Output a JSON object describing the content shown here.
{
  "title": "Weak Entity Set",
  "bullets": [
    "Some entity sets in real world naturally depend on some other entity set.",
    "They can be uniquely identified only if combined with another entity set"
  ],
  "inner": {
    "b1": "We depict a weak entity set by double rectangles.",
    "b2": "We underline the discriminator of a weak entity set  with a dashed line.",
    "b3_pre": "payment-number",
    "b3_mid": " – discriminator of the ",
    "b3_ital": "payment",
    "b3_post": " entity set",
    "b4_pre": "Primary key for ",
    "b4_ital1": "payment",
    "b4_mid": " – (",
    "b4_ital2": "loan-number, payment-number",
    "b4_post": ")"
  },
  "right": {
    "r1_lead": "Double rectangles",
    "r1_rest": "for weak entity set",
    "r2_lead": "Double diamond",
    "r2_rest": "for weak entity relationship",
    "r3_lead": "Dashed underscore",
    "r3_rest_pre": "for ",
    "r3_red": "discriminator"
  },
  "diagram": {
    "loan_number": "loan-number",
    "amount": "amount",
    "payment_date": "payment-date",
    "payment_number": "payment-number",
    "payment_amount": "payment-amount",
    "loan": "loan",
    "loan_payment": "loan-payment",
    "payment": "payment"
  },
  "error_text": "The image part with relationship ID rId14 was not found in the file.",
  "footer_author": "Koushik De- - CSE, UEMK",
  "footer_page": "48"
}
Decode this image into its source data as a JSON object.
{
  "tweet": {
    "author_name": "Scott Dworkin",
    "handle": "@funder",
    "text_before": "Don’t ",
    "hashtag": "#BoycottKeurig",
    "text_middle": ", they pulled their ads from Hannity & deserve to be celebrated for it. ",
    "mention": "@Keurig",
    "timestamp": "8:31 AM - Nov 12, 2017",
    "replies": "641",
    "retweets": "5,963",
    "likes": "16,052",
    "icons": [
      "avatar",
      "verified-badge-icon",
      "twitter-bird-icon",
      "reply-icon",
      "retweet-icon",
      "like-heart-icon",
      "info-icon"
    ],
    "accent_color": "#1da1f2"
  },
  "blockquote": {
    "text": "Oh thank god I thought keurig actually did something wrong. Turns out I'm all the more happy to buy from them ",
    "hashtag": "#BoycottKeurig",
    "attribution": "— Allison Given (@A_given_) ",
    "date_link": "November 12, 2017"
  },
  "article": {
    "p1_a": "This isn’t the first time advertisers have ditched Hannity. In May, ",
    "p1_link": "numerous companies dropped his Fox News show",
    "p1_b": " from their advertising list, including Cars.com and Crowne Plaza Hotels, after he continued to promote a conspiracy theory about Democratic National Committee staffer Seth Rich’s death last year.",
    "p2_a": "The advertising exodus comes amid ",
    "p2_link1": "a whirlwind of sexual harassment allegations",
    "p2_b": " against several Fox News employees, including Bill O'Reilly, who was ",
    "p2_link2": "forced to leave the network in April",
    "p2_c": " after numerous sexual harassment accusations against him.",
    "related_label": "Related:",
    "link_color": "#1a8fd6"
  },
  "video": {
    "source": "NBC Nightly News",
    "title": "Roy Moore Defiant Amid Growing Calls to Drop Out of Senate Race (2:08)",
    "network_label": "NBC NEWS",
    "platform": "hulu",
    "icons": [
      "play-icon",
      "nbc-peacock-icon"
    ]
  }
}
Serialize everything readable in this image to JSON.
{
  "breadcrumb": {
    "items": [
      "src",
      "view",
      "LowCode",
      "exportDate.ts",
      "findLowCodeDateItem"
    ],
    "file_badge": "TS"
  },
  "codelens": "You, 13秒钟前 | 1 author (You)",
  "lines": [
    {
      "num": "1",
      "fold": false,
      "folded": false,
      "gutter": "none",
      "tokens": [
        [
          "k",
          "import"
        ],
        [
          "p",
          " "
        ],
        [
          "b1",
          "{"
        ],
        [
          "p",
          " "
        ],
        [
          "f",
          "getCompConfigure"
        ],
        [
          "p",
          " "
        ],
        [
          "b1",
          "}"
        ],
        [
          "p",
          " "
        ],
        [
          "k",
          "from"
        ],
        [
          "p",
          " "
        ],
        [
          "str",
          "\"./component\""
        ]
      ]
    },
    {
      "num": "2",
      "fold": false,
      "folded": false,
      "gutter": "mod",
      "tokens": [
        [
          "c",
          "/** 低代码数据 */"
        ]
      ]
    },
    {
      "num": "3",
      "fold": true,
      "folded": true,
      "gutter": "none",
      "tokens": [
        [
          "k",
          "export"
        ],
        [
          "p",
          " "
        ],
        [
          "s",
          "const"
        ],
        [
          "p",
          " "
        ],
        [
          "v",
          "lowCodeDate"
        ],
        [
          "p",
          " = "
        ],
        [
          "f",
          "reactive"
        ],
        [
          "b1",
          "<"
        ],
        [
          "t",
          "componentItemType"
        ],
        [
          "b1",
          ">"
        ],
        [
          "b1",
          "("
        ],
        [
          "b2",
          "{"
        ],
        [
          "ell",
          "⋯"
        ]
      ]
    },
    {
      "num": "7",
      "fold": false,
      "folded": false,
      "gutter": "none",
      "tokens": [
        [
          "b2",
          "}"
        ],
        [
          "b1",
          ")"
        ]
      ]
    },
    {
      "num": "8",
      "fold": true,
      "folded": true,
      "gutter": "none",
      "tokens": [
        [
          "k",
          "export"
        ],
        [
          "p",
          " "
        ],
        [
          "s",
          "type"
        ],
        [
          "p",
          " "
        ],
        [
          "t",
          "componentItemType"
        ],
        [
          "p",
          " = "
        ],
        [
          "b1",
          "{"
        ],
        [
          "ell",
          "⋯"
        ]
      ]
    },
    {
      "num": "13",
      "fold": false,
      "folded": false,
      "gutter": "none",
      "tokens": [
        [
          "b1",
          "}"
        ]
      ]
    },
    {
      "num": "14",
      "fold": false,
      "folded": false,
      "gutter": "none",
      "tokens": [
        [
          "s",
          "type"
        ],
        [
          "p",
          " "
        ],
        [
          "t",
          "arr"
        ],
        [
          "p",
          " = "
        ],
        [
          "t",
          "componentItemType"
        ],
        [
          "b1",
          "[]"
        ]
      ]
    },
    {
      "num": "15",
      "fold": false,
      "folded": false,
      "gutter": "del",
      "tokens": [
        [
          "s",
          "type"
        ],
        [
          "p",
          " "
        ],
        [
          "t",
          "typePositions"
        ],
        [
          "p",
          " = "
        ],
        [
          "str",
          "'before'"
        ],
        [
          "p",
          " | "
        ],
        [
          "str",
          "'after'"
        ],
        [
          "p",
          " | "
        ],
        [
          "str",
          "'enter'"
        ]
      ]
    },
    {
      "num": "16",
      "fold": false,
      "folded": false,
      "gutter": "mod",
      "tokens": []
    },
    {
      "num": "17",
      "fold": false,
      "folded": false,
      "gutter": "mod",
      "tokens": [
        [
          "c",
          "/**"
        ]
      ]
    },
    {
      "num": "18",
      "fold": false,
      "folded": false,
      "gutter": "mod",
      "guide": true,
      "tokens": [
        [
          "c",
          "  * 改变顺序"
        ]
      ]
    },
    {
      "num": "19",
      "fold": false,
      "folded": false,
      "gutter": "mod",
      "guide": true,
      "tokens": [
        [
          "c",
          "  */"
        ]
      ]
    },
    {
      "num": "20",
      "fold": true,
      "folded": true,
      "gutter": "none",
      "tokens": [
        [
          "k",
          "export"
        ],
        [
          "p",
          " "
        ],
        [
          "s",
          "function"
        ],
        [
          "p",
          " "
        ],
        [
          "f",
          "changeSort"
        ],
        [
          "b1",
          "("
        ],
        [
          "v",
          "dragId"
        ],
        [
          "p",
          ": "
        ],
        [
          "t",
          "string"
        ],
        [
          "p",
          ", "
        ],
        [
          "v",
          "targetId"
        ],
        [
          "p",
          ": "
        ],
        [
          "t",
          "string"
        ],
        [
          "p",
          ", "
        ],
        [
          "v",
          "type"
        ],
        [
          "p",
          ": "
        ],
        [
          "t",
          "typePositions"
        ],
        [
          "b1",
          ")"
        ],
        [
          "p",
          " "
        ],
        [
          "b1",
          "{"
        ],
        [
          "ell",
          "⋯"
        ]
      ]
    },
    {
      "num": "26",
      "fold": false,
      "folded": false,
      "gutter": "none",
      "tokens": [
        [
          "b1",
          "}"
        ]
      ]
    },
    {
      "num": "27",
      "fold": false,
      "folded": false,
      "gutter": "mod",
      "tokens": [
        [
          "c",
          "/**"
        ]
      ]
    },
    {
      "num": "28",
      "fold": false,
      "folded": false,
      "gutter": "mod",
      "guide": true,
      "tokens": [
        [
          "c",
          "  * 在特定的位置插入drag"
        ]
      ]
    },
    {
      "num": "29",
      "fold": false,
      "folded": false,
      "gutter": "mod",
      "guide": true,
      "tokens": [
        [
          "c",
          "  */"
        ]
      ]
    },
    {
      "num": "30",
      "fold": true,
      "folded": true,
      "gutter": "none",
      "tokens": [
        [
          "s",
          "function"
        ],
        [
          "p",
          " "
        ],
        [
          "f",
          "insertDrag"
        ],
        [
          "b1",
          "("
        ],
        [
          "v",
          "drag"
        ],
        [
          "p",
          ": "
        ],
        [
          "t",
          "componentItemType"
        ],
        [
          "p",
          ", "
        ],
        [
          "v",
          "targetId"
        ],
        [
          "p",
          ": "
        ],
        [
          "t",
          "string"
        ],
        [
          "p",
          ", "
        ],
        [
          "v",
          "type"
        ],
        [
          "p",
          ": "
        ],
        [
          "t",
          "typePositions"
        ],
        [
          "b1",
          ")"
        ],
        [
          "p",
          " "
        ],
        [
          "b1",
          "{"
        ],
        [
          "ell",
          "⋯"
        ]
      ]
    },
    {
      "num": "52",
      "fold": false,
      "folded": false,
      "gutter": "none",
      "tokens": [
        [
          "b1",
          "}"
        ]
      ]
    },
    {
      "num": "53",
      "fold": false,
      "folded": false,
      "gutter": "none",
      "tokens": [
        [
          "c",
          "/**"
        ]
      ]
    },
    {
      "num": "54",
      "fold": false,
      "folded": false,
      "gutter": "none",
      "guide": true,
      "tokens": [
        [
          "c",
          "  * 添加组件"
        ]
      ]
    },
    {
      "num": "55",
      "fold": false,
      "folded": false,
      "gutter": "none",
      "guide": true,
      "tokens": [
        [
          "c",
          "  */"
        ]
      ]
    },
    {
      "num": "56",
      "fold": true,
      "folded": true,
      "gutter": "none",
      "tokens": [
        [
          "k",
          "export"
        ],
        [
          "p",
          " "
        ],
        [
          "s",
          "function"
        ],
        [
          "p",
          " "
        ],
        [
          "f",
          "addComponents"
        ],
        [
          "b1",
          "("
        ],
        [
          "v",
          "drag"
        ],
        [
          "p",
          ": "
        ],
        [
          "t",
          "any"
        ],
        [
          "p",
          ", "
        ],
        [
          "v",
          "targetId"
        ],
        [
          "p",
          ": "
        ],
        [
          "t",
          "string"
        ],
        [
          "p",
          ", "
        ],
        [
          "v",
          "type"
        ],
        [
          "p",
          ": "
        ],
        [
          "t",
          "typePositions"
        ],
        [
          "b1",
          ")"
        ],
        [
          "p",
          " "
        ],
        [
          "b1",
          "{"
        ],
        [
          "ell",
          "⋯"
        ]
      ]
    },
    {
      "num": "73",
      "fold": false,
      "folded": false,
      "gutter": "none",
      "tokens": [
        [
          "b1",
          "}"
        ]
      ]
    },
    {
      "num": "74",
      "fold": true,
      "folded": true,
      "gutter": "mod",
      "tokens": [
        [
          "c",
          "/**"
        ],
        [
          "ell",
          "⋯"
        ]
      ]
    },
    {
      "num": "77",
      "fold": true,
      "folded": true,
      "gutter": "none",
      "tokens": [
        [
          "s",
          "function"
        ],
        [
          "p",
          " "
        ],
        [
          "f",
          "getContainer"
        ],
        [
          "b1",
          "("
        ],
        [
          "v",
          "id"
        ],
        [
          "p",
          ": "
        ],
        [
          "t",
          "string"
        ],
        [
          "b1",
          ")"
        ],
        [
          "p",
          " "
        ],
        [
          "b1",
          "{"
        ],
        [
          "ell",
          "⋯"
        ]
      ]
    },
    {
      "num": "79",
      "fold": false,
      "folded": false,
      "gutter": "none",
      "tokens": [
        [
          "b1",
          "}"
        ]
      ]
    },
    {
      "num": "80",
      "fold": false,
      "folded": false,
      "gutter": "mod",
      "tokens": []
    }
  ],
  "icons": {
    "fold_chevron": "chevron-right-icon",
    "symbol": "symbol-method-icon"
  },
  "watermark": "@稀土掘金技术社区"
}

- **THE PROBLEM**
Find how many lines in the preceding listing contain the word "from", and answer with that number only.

- **EXERCISE SOLUTION**
4